**Your task**. Where does the word "Inbox" occur in the material? Copy each line that has it.

**Records for processing**.
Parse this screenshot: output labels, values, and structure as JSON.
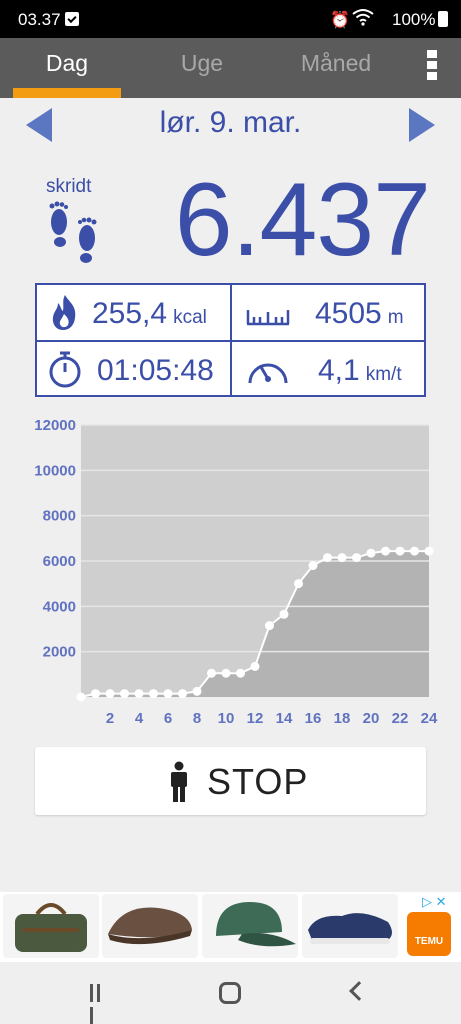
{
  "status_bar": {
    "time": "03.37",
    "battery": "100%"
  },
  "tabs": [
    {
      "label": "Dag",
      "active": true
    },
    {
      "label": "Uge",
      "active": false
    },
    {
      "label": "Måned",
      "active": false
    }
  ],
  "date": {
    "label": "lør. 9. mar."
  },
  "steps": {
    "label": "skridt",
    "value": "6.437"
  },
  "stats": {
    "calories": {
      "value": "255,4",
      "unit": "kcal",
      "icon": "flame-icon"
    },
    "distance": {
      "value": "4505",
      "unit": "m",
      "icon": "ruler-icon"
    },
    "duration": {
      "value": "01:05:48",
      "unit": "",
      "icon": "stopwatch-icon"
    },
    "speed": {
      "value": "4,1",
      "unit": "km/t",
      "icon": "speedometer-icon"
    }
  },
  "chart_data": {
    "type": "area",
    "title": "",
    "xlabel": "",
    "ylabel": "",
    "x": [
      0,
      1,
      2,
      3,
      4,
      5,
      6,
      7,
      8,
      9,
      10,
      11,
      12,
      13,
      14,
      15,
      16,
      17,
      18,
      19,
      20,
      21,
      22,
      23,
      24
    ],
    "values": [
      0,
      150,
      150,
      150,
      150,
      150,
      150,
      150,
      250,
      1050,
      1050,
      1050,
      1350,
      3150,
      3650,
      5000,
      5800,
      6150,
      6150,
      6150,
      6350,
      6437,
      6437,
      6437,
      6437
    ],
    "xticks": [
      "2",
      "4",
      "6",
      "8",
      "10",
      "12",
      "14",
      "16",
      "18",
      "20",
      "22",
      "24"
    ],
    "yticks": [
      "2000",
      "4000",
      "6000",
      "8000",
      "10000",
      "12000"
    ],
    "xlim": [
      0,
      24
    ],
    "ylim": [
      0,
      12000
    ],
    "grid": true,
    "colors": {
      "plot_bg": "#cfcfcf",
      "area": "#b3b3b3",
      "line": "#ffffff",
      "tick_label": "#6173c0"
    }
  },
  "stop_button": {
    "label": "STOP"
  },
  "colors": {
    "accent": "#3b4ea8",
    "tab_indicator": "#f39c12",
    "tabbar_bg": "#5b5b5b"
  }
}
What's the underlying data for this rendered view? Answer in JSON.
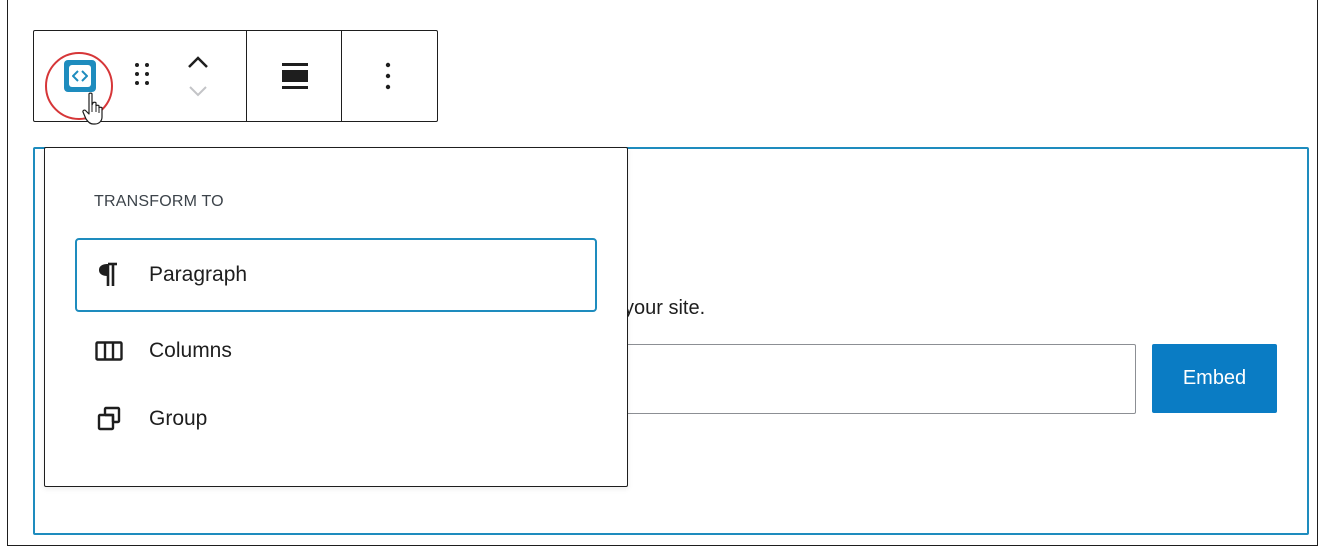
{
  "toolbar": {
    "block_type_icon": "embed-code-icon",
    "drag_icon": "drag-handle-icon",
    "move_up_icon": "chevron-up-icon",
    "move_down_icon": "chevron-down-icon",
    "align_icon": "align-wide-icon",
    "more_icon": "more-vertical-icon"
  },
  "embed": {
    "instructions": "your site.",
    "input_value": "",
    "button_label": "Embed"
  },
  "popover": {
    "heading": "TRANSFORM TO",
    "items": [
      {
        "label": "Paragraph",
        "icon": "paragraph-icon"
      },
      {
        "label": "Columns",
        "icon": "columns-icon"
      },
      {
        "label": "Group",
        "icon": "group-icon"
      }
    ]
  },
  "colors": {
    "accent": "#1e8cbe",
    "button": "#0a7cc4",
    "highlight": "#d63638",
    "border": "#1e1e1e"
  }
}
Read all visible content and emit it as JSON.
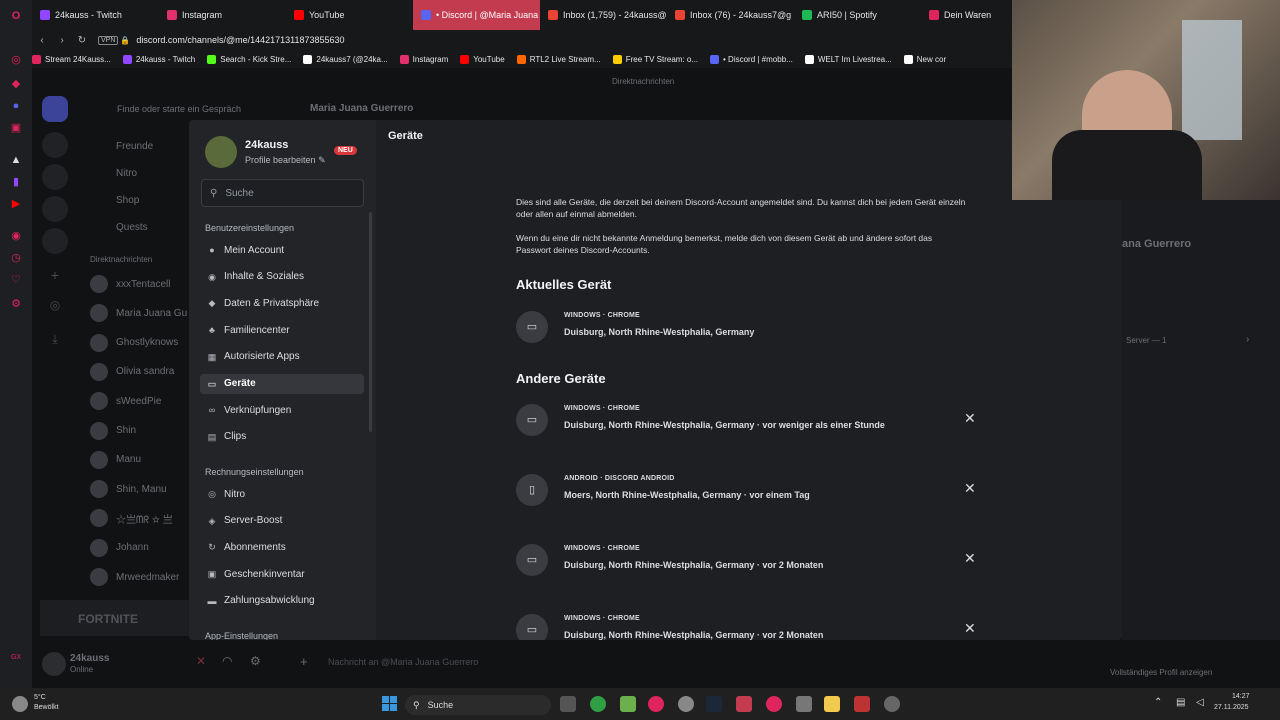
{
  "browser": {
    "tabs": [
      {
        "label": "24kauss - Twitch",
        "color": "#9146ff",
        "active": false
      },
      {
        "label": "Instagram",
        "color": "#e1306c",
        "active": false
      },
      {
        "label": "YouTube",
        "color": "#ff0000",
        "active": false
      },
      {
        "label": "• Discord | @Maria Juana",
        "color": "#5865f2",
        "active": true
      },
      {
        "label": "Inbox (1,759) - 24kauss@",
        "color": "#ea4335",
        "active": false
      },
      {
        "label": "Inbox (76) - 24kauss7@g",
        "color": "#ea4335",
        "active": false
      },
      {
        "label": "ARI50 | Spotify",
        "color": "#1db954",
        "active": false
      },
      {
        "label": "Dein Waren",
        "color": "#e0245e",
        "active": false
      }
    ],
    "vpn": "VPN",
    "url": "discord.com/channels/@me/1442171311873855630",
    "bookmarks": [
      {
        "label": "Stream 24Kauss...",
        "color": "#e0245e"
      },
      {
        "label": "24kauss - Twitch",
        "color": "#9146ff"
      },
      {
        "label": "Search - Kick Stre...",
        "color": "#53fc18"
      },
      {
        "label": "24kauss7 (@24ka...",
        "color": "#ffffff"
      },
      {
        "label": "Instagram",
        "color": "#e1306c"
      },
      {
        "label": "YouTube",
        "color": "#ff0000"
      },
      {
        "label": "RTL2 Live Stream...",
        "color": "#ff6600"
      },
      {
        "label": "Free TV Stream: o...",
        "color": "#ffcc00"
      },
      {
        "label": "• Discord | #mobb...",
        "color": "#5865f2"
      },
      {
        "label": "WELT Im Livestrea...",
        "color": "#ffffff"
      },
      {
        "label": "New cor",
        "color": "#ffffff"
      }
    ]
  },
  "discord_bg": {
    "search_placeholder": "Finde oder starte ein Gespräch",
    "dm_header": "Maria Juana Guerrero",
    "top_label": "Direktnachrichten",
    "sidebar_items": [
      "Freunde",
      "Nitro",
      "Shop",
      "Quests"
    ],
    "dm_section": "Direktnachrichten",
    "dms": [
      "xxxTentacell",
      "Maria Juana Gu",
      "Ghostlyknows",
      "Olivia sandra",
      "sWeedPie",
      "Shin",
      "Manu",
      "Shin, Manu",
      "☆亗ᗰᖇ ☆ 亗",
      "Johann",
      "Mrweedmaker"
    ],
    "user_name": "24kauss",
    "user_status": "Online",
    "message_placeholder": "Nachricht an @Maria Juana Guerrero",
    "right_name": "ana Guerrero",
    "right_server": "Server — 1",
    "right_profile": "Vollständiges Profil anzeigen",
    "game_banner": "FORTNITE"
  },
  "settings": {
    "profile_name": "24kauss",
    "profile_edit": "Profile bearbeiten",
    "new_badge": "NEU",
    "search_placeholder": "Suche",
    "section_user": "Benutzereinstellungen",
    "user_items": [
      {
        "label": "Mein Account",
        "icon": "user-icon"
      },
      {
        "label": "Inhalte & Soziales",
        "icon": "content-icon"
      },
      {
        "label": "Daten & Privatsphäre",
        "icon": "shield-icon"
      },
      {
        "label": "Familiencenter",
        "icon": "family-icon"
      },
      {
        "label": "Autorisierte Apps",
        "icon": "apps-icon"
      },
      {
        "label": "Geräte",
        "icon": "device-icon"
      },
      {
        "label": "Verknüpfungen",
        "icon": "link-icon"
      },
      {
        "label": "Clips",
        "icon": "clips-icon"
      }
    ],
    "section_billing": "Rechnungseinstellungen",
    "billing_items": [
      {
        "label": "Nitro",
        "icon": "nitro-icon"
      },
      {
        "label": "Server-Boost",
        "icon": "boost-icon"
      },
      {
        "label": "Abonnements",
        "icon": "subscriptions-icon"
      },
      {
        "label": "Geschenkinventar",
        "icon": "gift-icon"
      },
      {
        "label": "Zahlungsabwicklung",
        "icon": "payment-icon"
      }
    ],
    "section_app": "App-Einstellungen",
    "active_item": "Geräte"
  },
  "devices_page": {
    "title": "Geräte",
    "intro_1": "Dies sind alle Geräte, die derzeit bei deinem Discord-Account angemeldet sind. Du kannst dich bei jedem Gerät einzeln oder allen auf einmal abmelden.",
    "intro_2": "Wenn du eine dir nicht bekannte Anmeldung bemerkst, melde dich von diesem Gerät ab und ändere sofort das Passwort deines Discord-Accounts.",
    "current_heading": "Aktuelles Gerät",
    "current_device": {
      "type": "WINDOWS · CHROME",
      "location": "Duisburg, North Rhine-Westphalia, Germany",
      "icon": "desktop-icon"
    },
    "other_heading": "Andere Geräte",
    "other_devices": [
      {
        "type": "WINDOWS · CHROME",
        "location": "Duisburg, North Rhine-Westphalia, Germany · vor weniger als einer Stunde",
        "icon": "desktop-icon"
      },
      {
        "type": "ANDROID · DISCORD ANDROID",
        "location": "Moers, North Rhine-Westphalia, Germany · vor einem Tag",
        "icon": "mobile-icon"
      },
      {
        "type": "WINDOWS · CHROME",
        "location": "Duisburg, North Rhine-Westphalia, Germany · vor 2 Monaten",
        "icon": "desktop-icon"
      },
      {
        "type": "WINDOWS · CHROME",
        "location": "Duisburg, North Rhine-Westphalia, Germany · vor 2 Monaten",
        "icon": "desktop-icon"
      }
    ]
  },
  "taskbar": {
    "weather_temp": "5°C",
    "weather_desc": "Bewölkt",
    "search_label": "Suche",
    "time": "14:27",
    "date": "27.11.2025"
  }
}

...

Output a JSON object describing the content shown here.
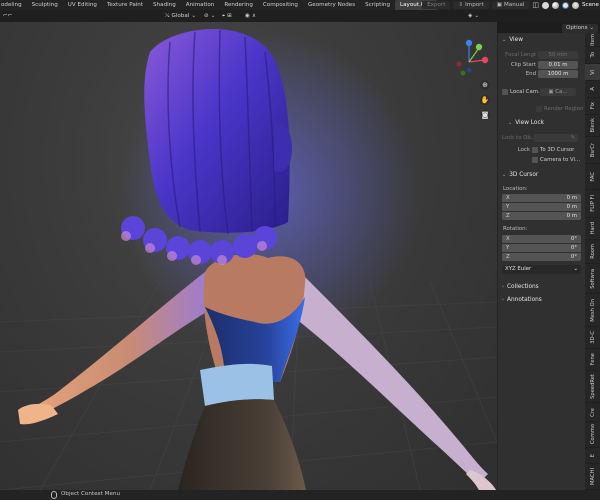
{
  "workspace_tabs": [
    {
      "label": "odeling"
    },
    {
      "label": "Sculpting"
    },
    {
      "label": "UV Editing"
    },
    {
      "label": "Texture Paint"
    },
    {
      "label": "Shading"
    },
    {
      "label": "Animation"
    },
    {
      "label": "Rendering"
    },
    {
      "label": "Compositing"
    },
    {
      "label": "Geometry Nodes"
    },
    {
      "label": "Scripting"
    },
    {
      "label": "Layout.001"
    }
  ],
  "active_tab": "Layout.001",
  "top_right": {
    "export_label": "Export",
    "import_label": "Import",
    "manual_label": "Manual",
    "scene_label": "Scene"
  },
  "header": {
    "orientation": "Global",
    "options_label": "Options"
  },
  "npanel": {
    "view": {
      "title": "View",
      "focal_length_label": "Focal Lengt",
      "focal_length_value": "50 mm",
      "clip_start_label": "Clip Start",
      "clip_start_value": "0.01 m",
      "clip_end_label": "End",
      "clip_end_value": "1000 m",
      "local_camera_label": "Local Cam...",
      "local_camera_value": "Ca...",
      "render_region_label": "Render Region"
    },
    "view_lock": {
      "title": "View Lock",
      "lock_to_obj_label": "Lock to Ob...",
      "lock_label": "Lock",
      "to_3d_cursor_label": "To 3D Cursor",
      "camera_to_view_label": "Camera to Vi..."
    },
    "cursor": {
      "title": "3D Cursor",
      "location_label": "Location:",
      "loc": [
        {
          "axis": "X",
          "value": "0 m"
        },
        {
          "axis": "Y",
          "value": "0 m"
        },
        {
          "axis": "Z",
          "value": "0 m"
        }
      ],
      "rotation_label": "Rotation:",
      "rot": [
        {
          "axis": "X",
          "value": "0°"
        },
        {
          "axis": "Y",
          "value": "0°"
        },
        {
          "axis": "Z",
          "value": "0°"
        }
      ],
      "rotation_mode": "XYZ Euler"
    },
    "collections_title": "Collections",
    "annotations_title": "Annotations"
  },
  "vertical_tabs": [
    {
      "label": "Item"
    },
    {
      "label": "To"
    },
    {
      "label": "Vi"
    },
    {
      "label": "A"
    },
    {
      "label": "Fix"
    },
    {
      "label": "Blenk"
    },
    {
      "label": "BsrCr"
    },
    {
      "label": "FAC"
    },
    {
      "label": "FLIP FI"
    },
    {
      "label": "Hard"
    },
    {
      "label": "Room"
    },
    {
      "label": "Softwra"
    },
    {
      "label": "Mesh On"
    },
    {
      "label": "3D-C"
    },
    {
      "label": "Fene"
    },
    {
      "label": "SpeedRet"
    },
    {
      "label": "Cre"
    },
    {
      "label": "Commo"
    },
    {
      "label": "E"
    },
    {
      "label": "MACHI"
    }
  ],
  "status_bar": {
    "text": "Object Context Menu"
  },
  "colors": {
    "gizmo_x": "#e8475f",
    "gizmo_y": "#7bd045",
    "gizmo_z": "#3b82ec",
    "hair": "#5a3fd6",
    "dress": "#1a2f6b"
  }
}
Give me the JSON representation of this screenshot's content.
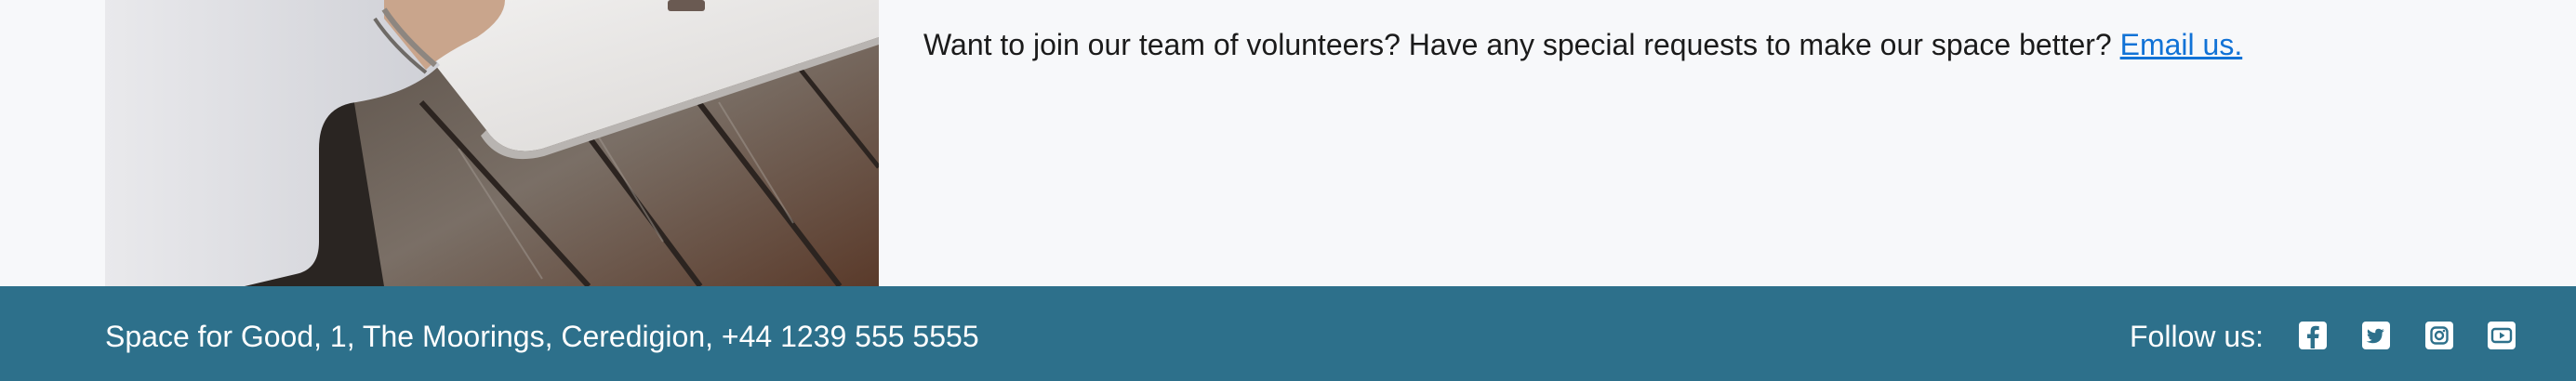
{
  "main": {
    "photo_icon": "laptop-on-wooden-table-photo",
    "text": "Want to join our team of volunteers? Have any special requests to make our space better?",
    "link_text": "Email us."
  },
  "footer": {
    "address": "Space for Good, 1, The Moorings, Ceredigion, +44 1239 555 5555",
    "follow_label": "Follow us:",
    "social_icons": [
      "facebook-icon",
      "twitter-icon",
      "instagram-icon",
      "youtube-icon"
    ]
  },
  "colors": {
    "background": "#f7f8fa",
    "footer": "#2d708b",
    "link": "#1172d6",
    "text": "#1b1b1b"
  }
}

**Exercise answer**.
        "label": "Inbox (1,759) - 24kauss@",
        "label": "Inbox (76) - 24kauss7@g",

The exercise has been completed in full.